TASK BRIEF – The number of lines in the records that include "label" is all you should give.

:: SUPPLIED INFORMATION

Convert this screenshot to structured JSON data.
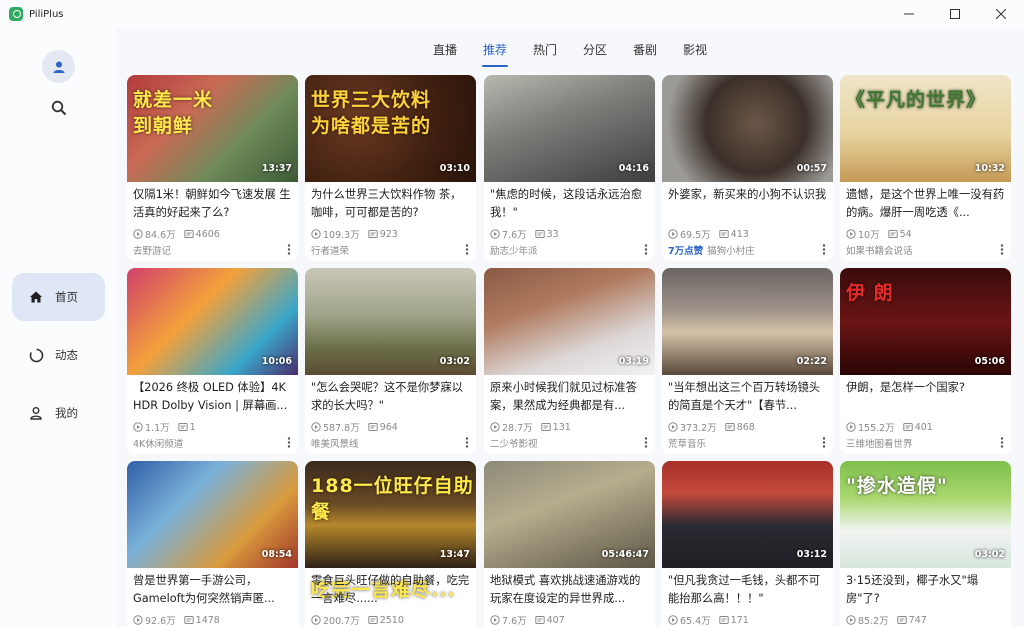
{
  "window": {
    "title": "PiliPlus"
  },
  "nav": [
    {
      "label": "首页",
      "icon": "home-icon",
      "active": true
    },
    {
      "label": "动态",
      "icon": "dynamic-icon",
      "active": false
    },
    {
      "label": "我的",
      "icon": "person-icon",
      "active": false
    }
  ],
  "tabs": [
    {
      "label": "直播",
      "active": false
    },
    {
      "label": "推荐",
      "active": true
    },
    {
      "label": "热门",
      "active": false
    },
    {
      "label": "分区",
      "active": false
    },
    {
      "label": "番剧",
      "active": false
    },
    {
      "label": "影视",
      "active": false
    }
  ],
  "colors": {
    "accent": "#2a63c5",
    "active_nav_bg": "#dfe6f5",
    "logo": "#2faa5f"
  },
  "videos": [
    {
      "overlay": "就差一米\n到朝鲜",
      "duration": "13:37",
      "title": "仅隔1米！朝鲜如今飞速发展 生活真的好起来了么?",
      "views": "84.6万",
      "danmaku": "4606",
      "uploader": "去野游记",
      "badge": "",
      "bg": "linear-gradient(135deg,#b23a3a 0%,#c96b56 35%,#6e8a58 65%,#3d5a36 100%)",
      "overlay_color": "#ffe94a"
    },
    {
      "overlay": "世界三大饮料\n为啥都是苦的",
      "duration": "03:10",
      "title": "为什么世界三大饮料作物 茶，咖啡，可可都是苦的?",
      "views": "109.3万",
      "danmaku": "923",
      "uploader": "行者道荣",
      "badge": "",
      "bg": "radial-gradient(circle at 30% 40%,#6b3a22 0%,#3e1f10 60%,#2a140a 100%)",
      "overlay_color": "#ffd23a"
    },
    {
      "overlay": "",
      "duration": "04:16",
      "title": "\"焦虑的时候，这段话永远治愈我！\"",
      "views": "7.6万",
      "danmaku": "33",
      "uploader": "励志少年派",
      "badge": "",
      "bg": "linear-gradient(160deg,#b8b8b0 0%,#7d7f7a 40%,#3d3f40 100%)",
      "overlay_color": "#ffffff"
    },
    {
      "overlay": "",
      "duration": "00:57",
      "title": "外婆家，新买来的小狗不认识我",
      "views": "69.5万",
      "danmaku": "413",
      "uploader": "猫狗小村庄",
      "badge": "7万点赞",
      "bg": "radial-gradient(circle at 55% 45%,#6b5748 0%,#3b3029 45%,#9c9a96 80%)",
      "overlay_color": "#ffffff"
    },
    {
      "overlay": "《平凡的世界》",
      "duration": "10:32",
      "title": "遗憾，是这个世界上唯一没有药的病。爆肝一周吃透《...",
      "views": "10万",
      "danmaku": "54",
      "uploader": "如果书籍会说话",
      "badge": "",
      "bg": "linear-gradient(180deg,#efe5c8 0%,#e7d39f 55%,#c49a55 100%)",
      "overlay_color": "#3d7a2f"
    },
    {
      "overlay": "",
      "duration": "10:06",
      "title": "【2026 终极 OLED 体验】4K HDR Dolby Vision | 屏幕画...",
      "views": "1.1万",
      "danmaku": "1",
      "uploader": "4K休闲频道",
      "badge": "",
      "bg": "linear-gradient(135deg,#d23f6b 0%,#f2a13b 40%,#3aa7c9 75%,#4b2c6d 100%)",
      "overlay_color": "#ffffff"
    },
    {
      "overlay": "",
      "duration": "03:02",
      "title": "\"怎么会哭呢？这不是你梦寐以求的长大吗？\"",
      "views": "587.8万",
      "danmaku": "964",
      "uploader": "唯美风景线",
      "badge": "",
      "bg": "linear-gradient(180deg,#c9c7b9 0%,#9fa287 45%,#6a6f48 75%,#5b4b33 100%)",
      "overlay_color": "#ffffff"
    },
    {
      "overlay": "",
      "duration": "03:19",
      "title": "原来小时候我们就见过标准答案，果然成为经典都是有...",
      "views": "28.7万",
      "danmaku": "131",
      "uploader": "二少爷影视",
      "badge": "",
      "bg": "linear-gradient(160deg,#8a5a45 0%,#b07a5e 35%,#dcd7d6 70%,#f2f2f2 100%)",
      "overlay_color": "#ffffff"
    },
    {
      "overlay": "",
      "duration": "02:22",
      "title": "\"当年想出这三个百万转场镜头的简直是个天才\"【春节...",
      "views": "373.2万",
      "danmaku": "868",
      "uploader": "荒草音乐",
      "badge": "",
      "bg": "linear-gradient(180deg,#6a6462 0%,#a0948a 40%,#d5c2a8 60%,#5a4a3c 100%)",
      "overlay_color": "#ffffff"
    },
    {
      "overlay": "伊 朗",
      "duration": "05:06",
      "title": "伊朗，是怎样一个国家?",
      "views": "155.2万",
      "danmaku": "401",
      "uploader": "三维地图看世界",
      "badge": "",
      "bg": "linear-gradient(180deg,#3a0c0c 0%,#6b1414 50%,#2a0606 100%)",
      "overlay_color": "#e62a2a"
    },
    {
      "overlay": "",
      "duration": "08:54",
      "title": "曾是世界第一手游公司，Gameloft为何突然销声匿...",
      "views": "92.6万",
      "danmaku": "1478",
      "uploader": "",
      "badge": "",
      "bg": "linear-gradient(135deg,#2f5fa8 0%,#7ab1d8 35%,#d99b3c 70%,#a1352b 100%)",
      "overlay_color": "#ffe94a"
    },
    {
      "overlay": "188一位旺仔自助餐\n\n\n吃完一言难尽...",
      "duration": "13:47",
      "title": "零食巨头旺仔做的自助餐，吃完一言难尽......",
      "views": "200.7万",
      "danmaku": "2510",
      "uploader": "",
      "badge": "",
      "bg": "linear-gradient(180deg,#3a2a1c 0%,#6a4a24 40%,#b5882c 60%,#2e2016 100%)",
      "overlay_color": "#ffe94a"
    },
    {
      "overlay": "",
      "duration": "05:46:47",
      "title": "地狱模式 喜欢挑战速通游戏的玩家在度设定的异世界成...",
      "views": "7.6万",
      "danmaku": "407",
      "uploader": "",
      "badge": "",
      "bg": "linear-gradient(160deg,#8c8a78 0%,#b6ad8e 40%,#5d5746 100%)",
      "overlay_color": "#ffffff"
    },
    {
      "overlay": "",
      "duration": "03:12",
      "title": "\"但凡我贪过一毛钱，头都不可能抬那么高！！！\"",
      "views": "65.4万",
      "danmaku": "171",
      "uploader": "",
      "badge": "",
      "bg": "linear-gradient(180deg,#a53028 0%,#c44a3c 30%,#2b2b33 60%,#1f1f25 100%)",
      "overlay_color": "#ffffff"
    },
    {
      "overlay": "\"掺水造假\"",
      "duration": "03:02",
      "title": "3·15还没到，椰子水又\"塌房\"了?",
      "views": "85.2万",
      "danmaku": "747",
      "uploader": "",
      "badge": "",
      "bg": "linear-gradient(180deg,#7fbf4c 0%,#a9d870 35%,#f1f4f2 65%,#d7e6dc 100%)",
      "overlay_color": "#ffffff"
    }
  ]
}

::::

TASK SOLUTION – 9